Filter the listing below for "star" and report every line that has it.

================================

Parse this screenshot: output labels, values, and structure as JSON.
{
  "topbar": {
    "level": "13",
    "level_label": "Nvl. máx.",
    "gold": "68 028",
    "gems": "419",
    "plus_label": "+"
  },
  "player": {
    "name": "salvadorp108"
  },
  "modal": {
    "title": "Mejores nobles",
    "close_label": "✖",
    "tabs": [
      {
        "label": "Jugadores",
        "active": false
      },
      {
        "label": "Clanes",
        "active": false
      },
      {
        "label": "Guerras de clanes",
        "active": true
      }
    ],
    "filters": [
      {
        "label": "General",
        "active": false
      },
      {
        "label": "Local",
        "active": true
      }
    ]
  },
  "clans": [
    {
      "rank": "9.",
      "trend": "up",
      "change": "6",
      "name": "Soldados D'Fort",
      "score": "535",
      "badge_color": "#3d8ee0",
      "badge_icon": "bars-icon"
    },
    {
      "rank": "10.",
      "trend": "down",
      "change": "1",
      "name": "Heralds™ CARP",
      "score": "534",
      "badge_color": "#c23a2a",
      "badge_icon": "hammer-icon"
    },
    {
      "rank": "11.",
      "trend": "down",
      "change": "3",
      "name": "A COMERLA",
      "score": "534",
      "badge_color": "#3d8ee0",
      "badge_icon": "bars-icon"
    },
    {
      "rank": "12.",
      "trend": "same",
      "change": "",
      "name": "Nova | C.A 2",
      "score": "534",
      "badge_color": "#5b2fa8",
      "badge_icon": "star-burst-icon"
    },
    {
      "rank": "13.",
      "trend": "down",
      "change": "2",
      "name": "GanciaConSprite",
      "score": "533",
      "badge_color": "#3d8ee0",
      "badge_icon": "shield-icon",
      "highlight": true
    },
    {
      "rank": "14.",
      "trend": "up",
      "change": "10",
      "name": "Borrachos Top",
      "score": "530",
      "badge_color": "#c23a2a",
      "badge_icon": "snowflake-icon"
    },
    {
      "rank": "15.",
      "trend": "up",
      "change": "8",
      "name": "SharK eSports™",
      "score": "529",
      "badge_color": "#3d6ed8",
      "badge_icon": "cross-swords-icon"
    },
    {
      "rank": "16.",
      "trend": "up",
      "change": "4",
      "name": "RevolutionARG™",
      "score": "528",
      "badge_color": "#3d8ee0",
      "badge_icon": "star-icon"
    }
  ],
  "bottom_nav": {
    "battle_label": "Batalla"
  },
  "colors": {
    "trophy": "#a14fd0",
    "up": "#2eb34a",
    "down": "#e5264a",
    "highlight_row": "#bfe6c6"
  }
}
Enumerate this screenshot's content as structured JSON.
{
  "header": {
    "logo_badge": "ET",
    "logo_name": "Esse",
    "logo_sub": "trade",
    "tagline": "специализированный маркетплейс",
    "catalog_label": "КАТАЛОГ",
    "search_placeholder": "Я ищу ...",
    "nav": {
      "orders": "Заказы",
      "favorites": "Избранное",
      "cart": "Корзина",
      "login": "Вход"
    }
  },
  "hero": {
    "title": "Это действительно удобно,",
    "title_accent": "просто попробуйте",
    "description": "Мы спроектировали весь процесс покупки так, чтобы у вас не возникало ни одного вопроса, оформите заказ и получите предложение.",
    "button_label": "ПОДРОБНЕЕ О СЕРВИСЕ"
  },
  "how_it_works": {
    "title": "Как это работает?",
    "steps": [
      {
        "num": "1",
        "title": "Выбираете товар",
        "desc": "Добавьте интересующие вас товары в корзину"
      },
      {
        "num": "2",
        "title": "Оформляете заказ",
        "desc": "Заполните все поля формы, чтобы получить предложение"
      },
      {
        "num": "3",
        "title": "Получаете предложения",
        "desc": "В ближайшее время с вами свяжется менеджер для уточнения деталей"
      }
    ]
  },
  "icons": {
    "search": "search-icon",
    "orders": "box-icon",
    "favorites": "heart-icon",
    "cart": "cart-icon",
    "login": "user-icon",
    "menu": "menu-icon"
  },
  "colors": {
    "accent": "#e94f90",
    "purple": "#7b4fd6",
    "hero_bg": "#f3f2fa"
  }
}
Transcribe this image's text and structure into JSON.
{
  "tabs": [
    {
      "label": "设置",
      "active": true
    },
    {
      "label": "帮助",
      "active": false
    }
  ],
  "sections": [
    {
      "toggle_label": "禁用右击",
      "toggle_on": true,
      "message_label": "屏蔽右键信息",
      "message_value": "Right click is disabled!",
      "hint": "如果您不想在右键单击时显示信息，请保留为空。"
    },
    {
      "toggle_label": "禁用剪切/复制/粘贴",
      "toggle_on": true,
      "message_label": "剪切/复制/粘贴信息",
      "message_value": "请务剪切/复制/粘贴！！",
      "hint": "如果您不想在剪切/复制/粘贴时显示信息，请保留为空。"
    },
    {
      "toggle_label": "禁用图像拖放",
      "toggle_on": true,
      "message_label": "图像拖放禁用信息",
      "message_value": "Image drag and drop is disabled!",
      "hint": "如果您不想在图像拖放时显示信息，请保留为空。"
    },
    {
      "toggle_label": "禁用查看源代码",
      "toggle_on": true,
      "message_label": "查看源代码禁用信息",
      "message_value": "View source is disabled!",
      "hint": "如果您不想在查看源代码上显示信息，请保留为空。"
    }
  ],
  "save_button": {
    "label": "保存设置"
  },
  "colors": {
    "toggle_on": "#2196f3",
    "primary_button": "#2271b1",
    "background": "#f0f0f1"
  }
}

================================

◆ **Problem solution**:
      "badge_icon": "star-burst-icon"
      "badge_icon": "star-icon"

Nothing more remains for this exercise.